A terrorist attack similar to the 2004 commuter train bombings in Madrid would be even more catastrophic in Los Angeles or Washington, D.C., because the injured would overwhelm strained emergency services, experts told a congressional hearing Monday.
In case of bombing in the city each hospital would have to take over 250 patients in a short period of time.
The House Committee on Oversight and Government Reform examined conditions at 34 hospitals in seven cities on an arbitrarily chosen date and time -- March 25 at 4:30 p.m. -- to gauge how they could have handled such an influx of patients. The survey focused on hospitals with level 1 trauma centers, which handle the most serious injuries.
None of the hospitals surveyed in New York City, Chicago, Houston, Denver and Minneapolis had enough ER beds, intensive-care beds and regular beds to treat the number of patients that arrived at Madrid hospitals. But Los Angeles and Washington, D.C., had the most acute shortages.
The emergency rooms at three of the five Los Angeles County hospitals surveyed were on diversion that afternoon, meaning that they were turning away ambulances because there was no place to put new patients. In the other two hospitals combined, just six ER beds were available.
Two of the five hospitals had no intensive care beds available.
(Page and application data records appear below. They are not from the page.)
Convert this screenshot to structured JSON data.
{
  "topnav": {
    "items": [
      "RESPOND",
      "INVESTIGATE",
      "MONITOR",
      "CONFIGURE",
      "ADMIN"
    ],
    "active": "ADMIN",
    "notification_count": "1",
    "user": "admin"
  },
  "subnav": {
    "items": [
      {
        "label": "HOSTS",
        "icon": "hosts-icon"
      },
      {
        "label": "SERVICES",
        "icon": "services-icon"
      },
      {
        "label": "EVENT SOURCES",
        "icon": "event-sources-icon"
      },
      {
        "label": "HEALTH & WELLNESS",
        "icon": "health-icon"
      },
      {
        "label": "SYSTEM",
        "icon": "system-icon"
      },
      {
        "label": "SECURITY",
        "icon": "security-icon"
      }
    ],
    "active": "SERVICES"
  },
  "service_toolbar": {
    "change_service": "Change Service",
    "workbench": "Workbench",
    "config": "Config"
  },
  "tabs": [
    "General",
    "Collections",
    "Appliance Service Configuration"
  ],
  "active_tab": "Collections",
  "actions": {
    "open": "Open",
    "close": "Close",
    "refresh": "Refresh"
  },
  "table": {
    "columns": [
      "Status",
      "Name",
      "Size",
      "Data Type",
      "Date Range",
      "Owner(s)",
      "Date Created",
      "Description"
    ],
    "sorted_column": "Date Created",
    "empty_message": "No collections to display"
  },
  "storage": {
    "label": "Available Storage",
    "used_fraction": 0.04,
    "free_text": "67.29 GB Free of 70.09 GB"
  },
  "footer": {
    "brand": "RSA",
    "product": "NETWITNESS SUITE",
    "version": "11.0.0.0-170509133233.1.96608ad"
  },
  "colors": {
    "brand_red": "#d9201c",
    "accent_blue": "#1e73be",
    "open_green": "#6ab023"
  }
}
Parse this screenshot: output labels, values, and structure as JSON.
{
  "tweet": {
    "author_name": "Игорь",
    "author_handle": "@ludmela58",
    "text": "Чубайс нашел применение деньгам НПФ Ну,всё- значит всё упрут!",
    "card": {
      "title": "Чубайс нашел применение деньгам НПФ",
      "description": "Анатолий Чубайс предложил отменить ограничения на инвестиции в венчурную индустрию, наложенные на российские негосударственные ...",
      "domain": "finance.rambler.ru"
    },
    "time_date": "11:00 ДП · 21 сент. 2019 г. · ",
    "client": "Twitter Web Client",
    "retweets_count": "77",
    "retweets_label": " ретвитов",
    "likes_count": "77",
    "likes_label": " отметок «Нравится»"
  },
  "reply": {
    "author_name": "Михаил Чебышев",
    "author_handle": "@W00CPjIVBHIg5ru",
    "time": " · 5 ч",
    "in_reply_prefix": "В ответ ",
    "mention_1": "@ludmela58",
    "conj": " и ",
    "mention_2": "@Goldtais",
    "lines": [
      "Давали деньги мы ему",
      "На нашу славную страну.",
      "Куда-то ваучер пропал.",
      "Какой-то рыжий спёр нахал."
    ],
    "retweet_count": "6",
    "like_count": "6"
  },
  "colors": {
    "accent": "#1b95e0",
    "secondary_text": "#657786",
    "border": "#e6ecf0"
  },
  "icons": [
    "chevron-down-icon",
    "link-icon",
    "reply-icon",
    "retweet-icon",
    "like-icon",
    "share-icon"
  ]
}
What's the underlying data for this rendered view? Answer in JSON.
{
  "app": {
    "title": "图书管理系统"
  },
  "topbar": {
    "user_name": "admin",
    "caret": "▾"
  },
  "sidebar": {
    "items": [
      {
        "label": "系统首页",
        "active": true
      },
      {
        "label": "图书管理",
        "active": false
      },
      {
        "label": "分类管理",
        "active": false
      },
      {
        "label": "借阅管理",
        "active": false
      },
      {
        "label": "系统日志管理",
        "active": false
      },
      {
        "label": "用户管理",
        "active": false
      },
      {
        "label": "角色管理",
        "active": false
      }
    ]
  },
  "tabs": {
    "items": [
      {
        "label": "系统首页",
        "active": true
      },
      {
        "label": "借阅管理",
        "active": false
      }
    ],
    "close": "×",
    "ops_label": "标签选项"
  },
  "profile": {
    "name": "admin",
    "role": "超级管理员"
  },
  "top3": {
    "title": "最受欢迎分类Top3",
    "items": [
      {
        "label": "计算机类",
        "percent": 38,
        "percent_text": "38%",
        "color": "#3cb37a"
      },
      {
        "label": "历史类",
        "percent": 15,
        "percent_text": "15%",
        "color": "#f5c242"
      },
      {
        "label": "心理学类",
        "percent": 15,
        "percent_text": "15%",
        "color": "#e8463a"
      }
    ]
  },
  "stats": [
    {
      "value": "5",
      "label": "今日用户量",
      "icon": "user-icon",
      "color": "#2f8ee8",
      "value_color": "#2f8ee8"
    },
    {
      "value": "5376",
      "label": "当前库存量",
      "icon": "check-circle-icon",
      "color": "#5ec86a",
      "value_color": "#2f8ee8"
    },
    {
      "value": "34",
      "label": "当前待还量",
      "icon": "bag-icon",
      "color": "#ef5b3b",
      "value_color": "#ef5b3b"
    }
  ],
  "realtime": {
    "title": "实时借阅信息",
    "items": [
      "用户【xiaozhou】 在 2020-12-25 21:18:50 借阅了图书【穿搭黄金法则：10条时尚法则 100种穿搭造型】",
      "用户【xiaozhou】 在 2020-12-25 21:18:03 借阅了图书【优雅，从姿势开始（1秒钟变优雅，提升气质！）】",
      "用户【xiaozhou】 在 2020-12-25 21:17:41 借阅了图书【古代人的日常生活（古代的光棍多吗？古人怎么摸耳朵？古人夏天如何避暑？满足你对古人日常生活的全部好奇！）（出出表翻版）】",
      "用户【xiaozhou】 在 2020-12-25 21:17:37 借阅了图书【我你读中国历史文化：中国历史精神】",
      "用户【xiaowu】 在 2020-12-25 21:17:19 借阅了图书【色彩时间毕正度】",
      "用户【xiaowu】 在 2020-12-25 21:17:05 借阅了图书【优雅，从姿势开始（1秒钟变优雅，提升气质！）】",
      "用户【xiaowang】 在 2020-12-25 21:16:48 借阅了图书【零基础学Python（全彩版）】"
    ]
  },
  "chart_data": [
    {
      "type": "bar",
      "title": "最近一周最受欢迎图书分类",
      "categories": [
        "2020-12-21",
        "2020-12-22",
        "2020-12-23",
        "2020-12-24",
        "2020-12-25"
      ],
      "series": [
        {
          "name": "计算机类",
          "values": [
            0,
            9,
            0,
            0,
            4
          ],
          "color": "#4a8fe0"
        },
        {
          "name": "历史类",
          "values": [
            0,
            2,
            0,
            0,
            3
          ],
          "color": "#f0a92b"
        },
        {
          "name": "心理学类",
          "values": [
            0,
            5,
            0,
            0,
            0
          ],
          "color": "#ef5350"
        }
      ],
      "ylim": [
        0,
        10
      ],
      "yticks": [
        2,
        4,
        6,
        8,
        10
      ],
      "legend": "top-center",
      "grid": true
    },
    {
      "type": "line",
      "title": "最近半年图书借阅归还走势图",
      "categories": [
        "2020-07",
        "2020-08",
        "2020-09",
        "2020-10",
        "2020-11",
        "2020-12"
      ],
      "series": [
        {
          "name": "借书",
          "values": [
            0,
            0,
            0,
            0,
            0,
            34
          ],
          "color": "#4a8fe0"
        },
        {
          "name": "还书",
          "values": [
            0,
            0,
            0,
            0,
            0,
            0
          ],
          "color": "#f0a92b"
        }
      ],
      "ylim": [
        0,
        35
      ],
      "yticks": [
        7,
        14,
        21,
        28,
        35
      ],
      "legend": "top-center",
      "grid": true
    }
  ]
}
On average, each had fewer than 30 regular beds free.
The choice of the city of Helsinki is not incidental as the capital of Finland had hosted US-Soviet negotiations on the limitation of nuclear stockpiles in 1969